Apprenticeship programs ignite passion for Army research

September 07, 2016

By U.S. Army Research Laboratory, Army Research Office

DURHAM, N.C. (Sept. 7, 2016) -- The High School and Undergraduate Research Apprenticeship Programs of science, technology, engineering and mathematics programs are cosponsored and funded by the U.S. Army Educational Outreach Program and the U.S. Army Research Laboratory's Army Research Office, and executed at ARO.

The program specifically matches high school students with scientists and engineers at colleges and universities across the country supporting ARL's Extramural Basic Research Campaign. The Undergraduate Research Apprentice Program, or URAP, does the same for undergraduate students.

Students receive an educational stipend and are allowed to work up to 300 hours.

Students contribute to the Army's research in the laboratory while learning research methods using advanced research equipment and becoming a part of an active research group.

At the end of the program, students prepare abstracts documenting the research they performed during the apprenticeship.

While the research fields may differ, the opportunities all provide hands-on experience and show students how STEM research benefits the armed services as well as our local communities and global collaborative research.

In fiscal 2016, ARO cosponsored 117 students at 45 different universities in 22 states, 17 of which are Historically Black Colleges or Universities or Minority-Serving Institutions.

Throughout the summer while students are conducting research in the laboratories, ARO conducts informal site visits at local universities to assess program efficacy and evaluate program performance.

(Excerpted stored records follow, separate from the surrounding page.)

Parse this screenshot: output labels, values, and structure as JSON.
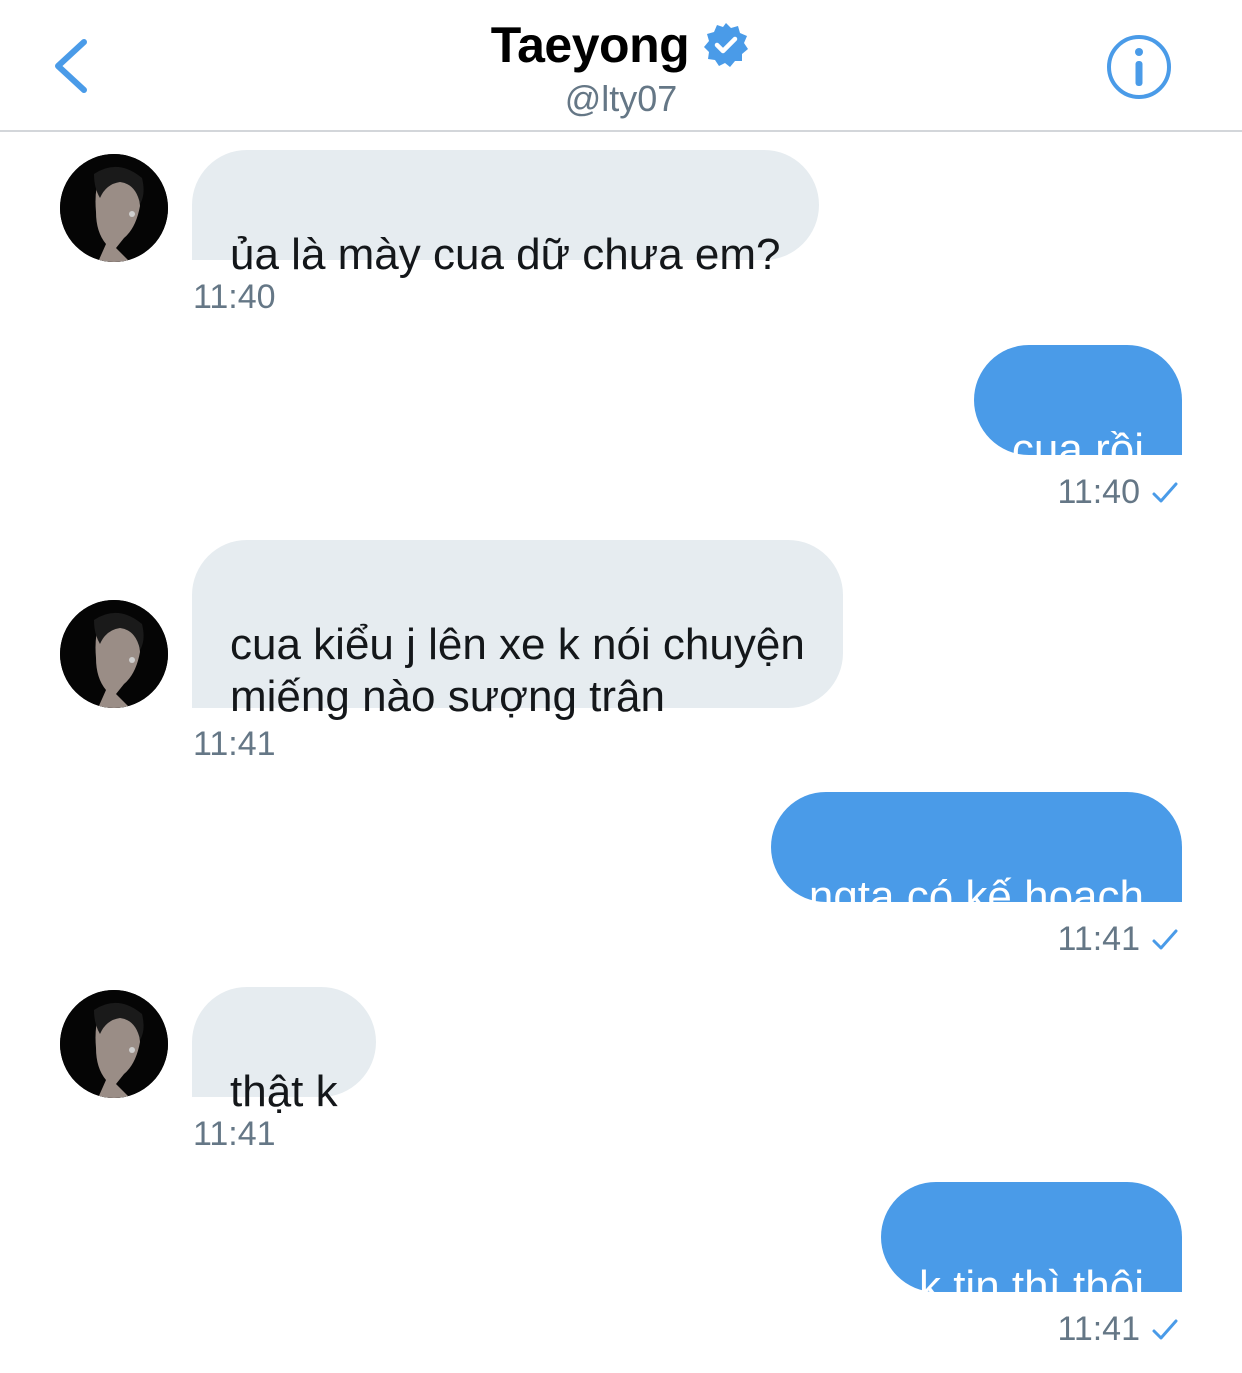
{
  "header": {
    "title": "Taeyong",
    "handle": "@lty07",
    "back_icon": "chevron-left-icon",
    "info_icon": "info-icon",
    "verified_icon": "verified-badge-icon",
    "accent_color": "#4a9be8"
  },
  "messages": [
    {
      "direction": "incoming",
      "text": "ủa là mày cua dữ chưa em?",
      "time": "11:40"
    },
    {
      "direction": "outgoing",
      "text": "cua rồi",
      "time": "11:40",
      "status_icon": "check-icon"
    },
    {
      "direction": "incoming",
      "text": "cua kiểu j lên xe k nói chuyện\nmiếng nào sượng trân",
      "time": "11:41"
    },
    {
      "direction": "outgoing",
      "text": "ngta có kế hoạch",
      "time": "11:41",
      "status_icon": "check-icon"
    },
    {
      "direction": "incoming",
      "text": "thật k",
      "time": "11:41"
    },
    {
      "direction": "outgoing",
      "text": "k tin thì thôi",
      "time": "11:41",
      "status_icon": "check-icon"
    }
  ]
}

The visits help ARO formulate recommendations to improve efficiency and effectiveness of both the HSAP and URAP programs, as well as allow students an opportunity to build their communication skills by presenting their research.

Since June, ARO HSAP/URAP Coordinator ReShockie Smith conducted six site visits, joined by Dr. Dawanne Poree, an ARO program manager, Michael Caccuitto, or Dr. Lisa Troyer on three of the visits.

The site visits gave students from Duke University, North Carolina State University, North Carolina Agricultural and Technical State University and the University of North Carolina's Charlotte campus a chance to present their work.

"The reason this program is so exciting and rewarding to be a part of is that it provides high school and undergraduate students exposure to the world of scientific research," Poree said. "I know from personal experience that programs such as this can ignite a passion for research that is life-changing. I am a scientist today because I was afforded the opportunity to conduct research as an undergraduate student so it is truly an honor to extend this same opportunity to the next generation."

North Carolina Agricultural and Technical State University URAP student Roderick Gray echoed those sentiments sayingg that "learning how research is actually done was rigorous and challenging."

"I had to rely on my colleagues, which brought me out of my comfort zone," Gray said. "I was inspired to continue my research at home to contribute a more significant role in the lab and hopefully publish papers as well in the future. This experience also taught me how I can apply my degree in the world, possibly within the U.S. Department of Defense, and to work with a purpose."

"I enjoyed every minute, from presenting to answering questions," said Duke HSAP student Casey Thompson. "It truly was a great opportunity and experience to show what our research is about and how we go about it."

To learn more about HSAP, URAP, or other K-12, undergraduate and graduate STEM programs sponsored by the U.S. Army, please visit the AEOP website at www.usaeop.com.


The U.S. Army Research Laboratory is part of the U.S. Army Research, Development and Engineering Command, which has the mission to ensure decisive overmatch for unified land operations to empower the Army, the joint warfighter and our nation. RDECOM is a major subordinate command of the U.S. Army Materiel Command.

 

Last Update / Reviewed: September 7, 2016